Exercise brief: For this exercise, repeat every line of the material exactly.

--- Records provided Enclosed Below ---

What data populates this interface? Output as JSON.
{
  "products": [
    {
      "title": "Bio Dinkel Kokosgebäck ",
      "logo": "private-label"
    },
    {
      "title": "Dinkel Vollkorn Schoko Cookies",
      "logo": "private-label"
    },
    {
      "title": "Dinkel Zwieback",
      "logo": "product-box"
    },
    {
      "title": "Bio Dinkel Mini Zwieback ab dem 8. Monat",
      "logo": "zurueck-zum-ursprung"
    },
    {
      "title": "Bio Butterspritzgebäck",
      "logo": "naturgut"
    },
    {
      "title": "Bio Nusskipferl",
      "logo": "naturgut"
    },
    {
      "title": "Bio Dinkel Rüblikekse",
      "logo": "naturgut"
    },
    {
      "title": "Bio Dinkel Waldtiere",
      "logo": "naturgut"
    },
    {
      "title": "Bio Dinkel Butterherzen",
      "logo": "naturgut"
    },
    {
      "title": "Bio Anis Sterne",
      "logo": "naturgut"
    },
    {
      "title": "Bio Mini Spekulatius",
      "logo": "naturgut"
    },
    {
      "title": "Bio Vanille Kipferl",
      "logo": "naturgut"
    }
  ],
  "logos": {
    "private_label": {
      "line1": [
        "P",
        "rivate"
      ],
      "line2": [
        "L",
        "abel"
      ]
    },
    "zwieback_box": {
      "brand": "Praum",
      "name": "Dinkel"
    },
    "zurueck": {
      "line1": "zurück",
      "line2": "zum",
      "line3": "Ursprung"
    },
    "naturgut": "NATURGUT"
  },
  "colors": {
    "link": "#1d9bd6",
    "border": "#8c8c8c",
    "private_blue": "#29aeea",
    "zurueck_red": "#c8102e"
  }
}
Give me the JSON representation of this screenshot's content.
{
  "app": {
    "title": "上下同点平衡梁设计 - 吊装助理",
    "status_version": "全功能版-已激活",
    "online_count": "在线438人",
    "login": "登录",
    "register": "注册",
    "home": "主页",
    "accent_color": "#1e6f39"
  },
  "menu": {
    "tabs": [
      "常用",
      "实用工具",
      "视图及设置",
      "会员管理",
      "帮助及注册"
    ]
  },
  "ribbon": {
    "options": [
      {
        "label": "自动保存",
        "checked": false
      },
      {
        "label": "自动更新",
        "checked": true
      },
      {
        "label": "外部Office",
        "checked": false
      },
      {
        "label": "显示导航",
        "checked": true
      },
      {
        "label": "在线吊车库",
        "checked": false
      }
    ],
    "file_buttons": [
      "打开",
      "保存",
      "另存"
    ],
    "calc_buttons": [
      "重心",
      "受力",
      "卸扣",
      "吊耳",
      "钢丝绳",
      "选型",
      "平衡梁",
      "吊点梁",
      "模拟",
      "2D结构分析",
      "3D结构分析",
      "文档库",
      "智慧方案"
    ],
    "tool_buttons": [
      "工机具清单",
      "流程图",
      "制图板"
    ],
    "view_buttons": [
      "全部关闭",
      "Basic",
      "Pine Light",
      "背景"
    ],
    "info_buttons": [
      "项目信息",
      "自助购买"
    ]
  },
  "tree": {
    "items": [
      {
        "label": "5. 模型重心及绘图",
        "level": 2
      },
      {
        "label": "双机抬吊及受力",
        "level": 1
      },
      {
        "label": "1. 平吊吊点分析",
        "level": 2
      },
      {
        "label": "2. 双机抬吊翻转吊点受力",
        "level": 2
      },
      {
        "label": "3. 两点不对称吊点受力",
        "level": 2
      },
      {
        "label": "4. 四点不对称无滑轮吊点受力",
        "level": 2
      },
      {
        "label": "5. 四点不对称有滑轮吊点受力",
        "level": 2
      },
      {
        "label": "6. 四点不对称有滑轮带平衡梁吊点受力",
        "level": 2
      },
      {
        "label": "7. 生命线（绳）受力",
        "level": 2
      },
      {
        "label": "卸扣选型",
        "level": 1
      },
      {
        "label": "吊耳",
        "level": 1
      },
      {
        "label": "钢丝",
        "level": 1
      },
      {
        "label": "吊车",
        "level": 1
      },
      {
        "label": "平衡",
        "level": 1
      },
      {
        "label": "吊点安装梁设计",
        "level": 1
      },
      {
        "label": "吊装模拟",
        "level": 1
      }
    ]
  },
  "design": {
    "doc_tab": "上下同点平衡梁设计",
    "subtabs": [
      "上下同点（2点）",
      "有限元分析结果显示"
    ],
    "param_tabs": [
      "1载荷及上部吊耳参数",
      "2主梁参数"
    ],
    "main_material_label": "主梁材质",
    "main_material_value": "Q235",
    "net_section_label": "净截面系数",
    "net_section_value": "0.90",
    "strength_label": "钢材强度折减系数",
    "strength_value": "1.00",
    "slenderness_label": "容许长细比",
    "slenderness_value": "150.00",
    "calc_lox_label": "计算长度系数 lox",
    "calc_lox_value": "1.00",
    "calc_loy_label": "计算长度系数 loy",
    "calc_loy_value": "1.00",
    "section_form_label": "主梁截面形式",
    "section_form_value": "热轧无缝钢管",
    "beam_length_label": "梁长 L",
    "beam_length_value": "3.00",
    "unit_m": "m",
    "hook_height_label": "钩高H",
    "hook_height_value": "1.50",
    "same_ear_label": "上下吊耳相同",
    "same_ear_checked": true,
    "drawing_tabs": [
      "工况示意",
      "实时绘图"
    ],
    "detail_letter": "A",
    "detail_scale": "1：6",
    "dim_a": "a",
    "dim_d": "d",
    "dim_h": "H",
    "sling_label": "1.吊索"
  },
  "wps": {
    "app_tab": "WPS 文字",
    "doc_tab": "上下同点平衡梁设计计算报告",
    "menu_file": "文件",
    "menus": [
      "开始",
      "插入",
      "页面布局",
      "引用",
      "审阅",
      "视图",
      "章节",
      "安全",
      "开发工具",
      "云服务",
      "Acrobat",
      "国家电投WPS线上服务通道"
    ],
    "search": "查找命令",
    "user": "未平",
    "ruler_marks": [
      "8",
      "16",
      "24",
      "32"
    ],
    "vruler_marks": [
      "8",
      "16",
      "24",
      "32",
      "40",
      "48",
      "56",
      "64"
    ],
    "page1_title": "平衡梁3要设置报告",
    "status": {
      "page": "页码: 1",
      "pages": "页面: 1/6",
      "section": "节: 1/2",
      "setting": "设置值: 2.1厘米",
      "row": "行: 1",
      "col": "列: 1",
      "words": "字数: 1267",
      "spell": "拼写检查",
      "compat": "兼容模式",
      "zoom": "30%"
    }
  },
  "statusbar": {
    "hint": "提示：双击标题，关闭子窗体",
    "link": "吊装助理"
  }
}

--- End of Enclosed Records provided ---

Written response:
What data populates this interface? Output as JSON.
{
  "products": [
    {
      "title": "Bio Dinkel Kokosgebäck ",
      "logo": "private-label"
    },
    {
      "title": "Dinkel Vollkorn Schoko Cookies",
      "logo": "private-label"
    },
    {
      "title": "Dinkel Zwieback",
      "logo": "product-box"
    },
    {
      "title": "Bio Dinkel Mini Zwieback ab dem 8. Monat",
      "logo": "zurueck-zum-ursprung"
    },
    {
      "title": "Bio Butterspritzgebäck",
      "logo": "naturgut"
    },
    {
      "title": "Bio Nusskipferl",
      "logo": "naturgut"
    },
    {
      "title": "Bio Dinkel Rüblikekse",
      "logo": "naturgut"
    },
    {
      "title": "Bio Dinkel Waldtiere",
      "logo": "naturgut"
    },
    {
      "title": "Bio Dinkel Butterherzen",
      "logo": "naturgut"
    },
    {
      "title": "Bio Anis Sterne",
      "logo": "naturgut"
    },
    {
      "title": "Bio Mini Spekulatius",
      "logo": "naturgut"
    },
    {
      "title": "Bio Vanille Kipferl",
      "logo": "naturgut"
    }
  ],
  "logos": {
    "private_label": {
      "line1": [
        "P",
        "rivate"
      ],
      "line2": [
        "L",
        "abel"
      ]
    },
    "zwieback_box": {
      "brand": "Praum",
      "name": "Dinkel"
    },
    "zurueck": {
      "line1": "zurück",
      "line2": "zum",
      "line3": "Ursprung"
    },
    "naturgut": "NATURGUT"
  },
  "colors": {
    "link": "#1d9bd6",
    "border": "#8c8c8c",
    "private_blue": "#29aeea",
    "zurueck_red": "#c8102e"
  }
}
Give me the JSON representation of this screenshot's content.
{
  "app": {
    "title": "上下同点平衡梁设计 - 吊装助理",
    "status_version": "全功能版-已激活",
    "online_count": "在线438人",
    "login": "登录",
    "register": "注册",
    "home": "主页",
    "accent_color": "#1e6f39"
  },
  "menu": {
    "tabs": [
      "常用",
      "实用工具",
      "视图及设置",
      "会员管理",
      "帮助及注册"
    ]
  },
  "ribbon": {
    "options": [
      {
        "label": "自动保存",
        "checked": false
      },
      {
        "label": "自动更新",
        "checked": true
      },
      {
        "label": "外部Office",
        "checked": false
      },
      {
        "label": "显示导航",
        "checked": true
      },
      {
        "label": "在线吊车库",
        "checked": false
      }
    ],
    "file_buttons": [
      "打开",
      "保存",
      "另存"
    ],
    "calc_buttons": [
      "重心",
      "受力",
      "卸扣",
      "吊耳",
      "钢丝绳",
      "选型",
      "平衡梁",
      "吊点梁",
      "模拟",
      "2D结构分析",
      "3D结构分析",
      "文档库",
      "智慧方案"
    ],
    "tool_buttons": [
      "工机具清单",
      "流程图",
      "制图板"
    ],
    "view_buttons": [
      "全部关闭",
      "Basic",
      "Pine Light",
      "背景"
    ],
    "info_buttons": [
      "项目信息",
      "自助购买"
    ]
  },
  "tree": {
    "items": [
      {
        "label": "5. 模型重心及绘图",
        "level": 2
      },
      {
        "label": "双机抬吊及受力",
        "level": 1
      },
      {
        "label": "1. 平吊吊点分析",
        "level": 2
      },
      {
        "label": "2. 双机抬吊翻转吊点受力",
        "level": 2
      },
      {
        "label": "3. 两点不对称吊点受力",
        "level": 2
      },
      {
        "label": "4. 四点不对称无滑轮吊点受力",
        "level": 2
      },
      {
        "label": "5. 四点不对称有滑轮吊点受力",
        "level": 2
      },
      {
        "label": "6. 四点不对称有滑轮带平衡梁吊点受力",
        "level": 2
      },
      {
        "label": "7. 生命线（绳）受力",
        "level": 2
      },
      {
        "label": "卸扣选型",
        "level": 1
      },
      {
        "label": "吊耳",
        "level": 1
      },
      {
        "label": "钢丝",
        "level": 1
      },
      {
        "label": "吊车",
        "level": 1
      },
      {
        "label": "平衡",
        "level": 1
      },
      {
        "label": "吊点安装梁设计",
        "level": 1
      },
      {
        "label": "吊装模拟",
        "level": 1
      }
    ]
  },
  "design": {
    "doc_tab": "上下同点平衡梁设计",
    "subtabs": [
      "上下同点（2点）",
      "有限元分析结果显示"
    ],
    "param_tabs": [
      "1载荷及上部吊耳参数",
      "2主梁参数"
    ],
    "main_material_label": "主梁材质",
    "main_material_value": "Q235",
    "net_section_label": "净截面系数",
    "net_section_value": "0.90",
    "strength_label": "钢材强度折减系数",
    "strength_value": "1.00",
    "slenderness_label": "容许长细比",
    "slenderness_value": "150.00",
    "calc_lox_label": "计算长度系数 lox",
    "calc_lox_value": "1.00",
    "calc_loy_label": "计算长度系数 loy",
    "calc_loy_value": "1.00",
    "section_form_label": "主梁截面形式",
    "section_form_value": "热轧无缝钢管",
    "beam_length_label": "梁长 L",
    "beam_length_value": "3.00",
    "unit_m": "m",
    "hook_height_label": "钩高H",
    "hook_height_value": "1.50",
    "same_ear_label": "上下吊耳相同",
    "same_ear_checked": true,
    "drawing_tabs": [
      "工况示意",
      "实时绘图"
    ],
    "detail_letter": "A",
    "detail_scale": "1：6",
    "dim_a": "a",
    "dim_d": "d",
    "dim_h": "H",
    "sling_label": "1.吊索"
  },
  "wps": {
    "app_tab": "WPS 文字",
    "doc_tab": "上下同点平衡梁设计计算报告",
    "menu_file": "文件",
    "menus": [
      "开始",
      "插入",
      "页面布局",
      "引用",
      "审阅",
      "视图",
      "章节",
      "安全",
      "开发工具",
      "云服务",
      "Acrobat",
      "国家电投WPS线上服务通道"
    ],
    "search": "查找命令",
    "user": "未平",
    "ruler_marks": [
      "8",
      "16",
      "24",
      "32"
    ],
    "vruler_marks": [
      "8",
      "16",
      "24",
      "32",
      "40",
      "48",
      "56",
      "64"
    ],
    "page1_title": "平衡梁3要设置报告",
    "status": {
      "page": "页码: 1",
      "pages": "页面: 1/6",
      "section": "节: 1/2",
      "setting": "设置值: 2.1厘米",
      "row": "行: 1",
      "col": "列: 1",
      "words": "字数: 1267",
      "spell": "拼写检查",
      "compat": "兼容模式",
      "zoom": "30%"
    }
  },
  "statusbar": {
    "hint": "提示：双击标题，关闭子窗体",
    "link": "吊装助理"
  }
}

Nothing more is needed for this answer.